When Rotten Is the Best You Can Find

There is an old joke: Two elderly women are discussing the food in a new restaurant. "It's just terrible," complained one. "I can't even force myself to eat it."

"Yes, I know," sighed the other. "And the portions are so small."

A similar spirit seems to rule when women talk about men. And, given this country's well-known tendency to the extreme, that goes double for Russian women on the topic of Russian men. I have sat through countless sessions on the theme "men are awful and there just aren't enough of them to go around."

"Men are pigs," my friend Nadya wails whenever we get together. "They are weaker than we are, more stupid, altogether more primitive."

I am just starting to launch into a "we're better off without them" diatribe when she continues:

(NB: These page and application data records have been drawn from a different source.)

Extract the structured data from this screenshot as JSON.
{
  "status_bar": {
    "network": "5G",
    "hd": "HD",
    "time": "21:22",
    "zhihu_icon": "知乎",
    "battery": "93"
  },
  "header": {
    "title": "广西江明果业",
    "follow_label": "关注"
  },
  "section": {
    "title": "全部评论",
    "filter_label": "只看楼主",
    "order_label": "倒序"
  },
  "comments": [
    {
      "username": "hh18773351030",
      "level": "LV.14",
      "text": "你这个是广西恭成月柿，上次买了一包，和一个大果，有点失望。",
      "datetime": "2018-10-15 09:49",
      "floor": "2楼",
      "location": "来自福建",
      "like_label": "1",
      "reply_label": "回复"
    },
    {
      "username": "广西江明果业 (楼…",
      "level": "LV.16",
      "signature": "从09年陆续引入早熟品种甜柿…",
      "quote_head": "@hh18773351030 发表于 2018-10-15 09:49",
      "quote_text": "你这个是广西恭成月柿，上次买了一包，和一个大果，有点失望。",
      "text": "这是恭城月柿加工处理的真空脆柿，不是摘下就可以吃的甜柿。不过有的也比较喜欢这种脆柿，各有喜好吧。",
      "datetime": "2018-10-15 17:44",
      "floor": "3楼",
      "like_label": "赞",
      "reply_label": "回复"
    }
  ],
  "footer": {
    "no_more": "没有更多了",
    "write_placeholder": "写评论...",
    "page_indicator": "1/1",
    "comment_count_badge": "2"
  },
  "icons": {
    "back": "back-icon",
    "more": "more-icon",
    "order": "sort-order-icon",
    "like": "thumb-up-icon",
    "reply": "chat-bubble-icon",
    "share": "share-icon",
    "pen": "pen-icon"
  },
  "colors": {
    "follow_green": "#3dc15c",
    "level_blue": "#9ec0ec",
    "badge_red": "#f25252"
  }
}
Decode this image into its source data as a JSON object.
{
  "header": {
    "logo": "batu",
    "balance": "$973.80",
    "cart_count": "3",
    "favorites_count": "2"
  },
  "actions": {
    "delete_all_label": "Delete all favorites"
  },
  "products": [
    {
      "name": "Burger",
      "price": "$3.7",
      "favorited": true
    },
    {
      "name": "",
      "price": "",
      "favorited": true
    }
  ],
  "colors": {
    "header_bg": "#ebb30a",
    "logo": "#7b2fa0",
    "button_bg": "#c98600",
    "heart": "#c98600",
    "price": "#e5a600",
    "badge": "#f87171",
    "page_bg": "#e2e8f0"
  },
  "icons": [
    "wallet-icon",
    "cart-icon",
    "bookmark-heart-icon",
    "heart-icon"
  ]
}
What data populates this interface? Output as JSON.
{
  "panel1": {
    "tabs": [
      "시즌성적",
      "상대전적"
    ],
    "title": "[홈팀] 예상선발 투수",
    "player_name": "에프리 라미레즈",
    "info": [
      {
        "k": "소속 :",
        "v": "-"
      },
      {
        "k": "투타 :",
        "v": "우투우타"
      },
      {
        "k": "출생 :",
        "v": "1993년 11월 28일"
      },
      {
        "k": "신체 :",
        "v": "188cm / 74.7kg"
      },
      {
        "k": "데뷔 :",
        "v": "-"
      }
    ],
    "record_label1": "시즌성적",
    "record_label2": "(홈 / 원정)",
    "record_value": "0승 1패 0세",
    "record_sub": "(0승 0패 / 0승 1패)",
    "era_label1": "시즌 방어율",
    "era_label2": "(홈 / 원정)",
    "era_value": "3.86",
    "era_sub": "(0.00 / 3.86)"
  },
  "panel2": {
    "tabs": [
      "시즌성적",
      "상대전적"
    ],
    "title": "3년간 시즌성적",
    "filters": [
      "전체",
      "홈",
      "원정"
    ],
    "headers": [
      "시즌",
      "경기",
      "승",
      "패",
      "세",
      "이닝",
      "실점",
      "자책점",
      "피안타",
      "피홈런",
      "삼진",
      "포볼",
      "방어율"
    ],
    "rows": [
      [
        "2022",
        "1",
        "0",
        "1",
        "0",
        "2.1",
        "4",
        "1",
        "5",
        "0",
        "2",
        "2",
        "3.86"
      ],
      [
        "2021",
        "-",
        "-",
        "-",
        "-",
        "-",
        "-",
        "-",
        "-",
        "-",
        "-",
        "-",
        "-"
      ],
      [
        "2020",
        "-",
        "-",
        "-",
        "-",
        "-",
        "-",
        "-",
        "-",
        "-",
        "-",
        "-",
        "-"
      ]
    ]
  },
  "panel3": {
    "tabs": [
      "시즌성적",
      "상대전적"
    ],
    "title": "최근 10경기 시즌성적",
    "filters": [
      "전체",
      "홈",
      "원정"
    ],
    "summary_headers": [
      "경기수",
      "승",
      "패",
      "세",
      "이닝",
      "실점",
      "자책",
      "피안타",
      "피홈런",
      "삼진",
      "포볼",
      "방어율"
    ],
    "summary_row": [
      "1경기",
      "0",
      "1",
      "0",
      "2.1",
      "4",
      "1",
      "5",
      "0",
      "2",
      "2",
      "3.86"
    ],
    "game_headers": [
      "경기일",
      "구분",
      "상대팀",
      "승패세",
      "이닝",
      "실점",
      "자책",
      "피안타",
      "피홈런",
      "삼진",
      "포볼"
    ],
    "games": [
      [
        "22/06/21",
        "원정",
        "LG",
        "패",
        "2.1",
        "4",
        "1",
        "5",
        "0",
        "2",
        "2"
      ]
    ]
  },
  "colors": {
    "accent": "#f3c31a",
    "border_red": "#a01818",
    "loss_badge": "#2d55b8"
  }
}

"We are two intelligent, well-educated, vibrant women. And not bad-looking, either. Why can't we find men?"

I usually refrain from pointing out that we have found men. We just haven't found the right men. Not that I haven't looked. I have even combed Russian literature looking for an ideal -- no dice.

I would like to say that I have long ago given up on finding Prince Charming. But the truth is that I, too, am sure that he is just around the corner.

"Your job is the most important thing in your life right now," my wise friend Sonya lectures me when I complain about the lack of suitable male companionship. "You should concentrate on that."

In the next breath she is listing every available man she knows, and planning how to bring us together. For my birthday she gave me a beautiful set of two china cups. "In the hopes that you will have someone to drink tea with this year," she said, with a sly wink.

In the politically correct atmosphere reigning the United States these days, no one except a doting grandmother or a very small child would be likely to say to a woman, "Why aren't you married?" But in Russia I am asked that question all the time. My normal answer: "Just lucky, I guess."

Last week I met a new Russian man, who immediately maneuvered the conversation around to my marital status.

"Where is your family?" he asked. "My parents and siblings are in America." "But what about your family?" "That is my family." He shook his head. "Don't you have a husband? Children?" "No."

The head wagging grew more pronounced. "A woman should be married. She should be a mother." When I protested that I am happy the way I am, he responded, "It's just not normal."

So what is "normal" for a Russian woman? A daily marathon of juggling mutually incompatible goals: loving wife, understanding mother, responsive friend and successful professional -- not to mention beautiful, gracious, satisfied woman. And, of course, great cook.

She would probably be better off giving up on the whole business and retiring to a convent. But just try to convince her of that.

I recently underwent a psychological encounter session, designed to help people get in touch with their feelings. Woman after woman in the group complained about her husband or boyfriend -- some men were described as cold and unresponsive, some boorish, some dictatorial, others violent. When asked their greatest fear, these same women would say, "I'm afraid that he'll leave me."

Small portions, all right.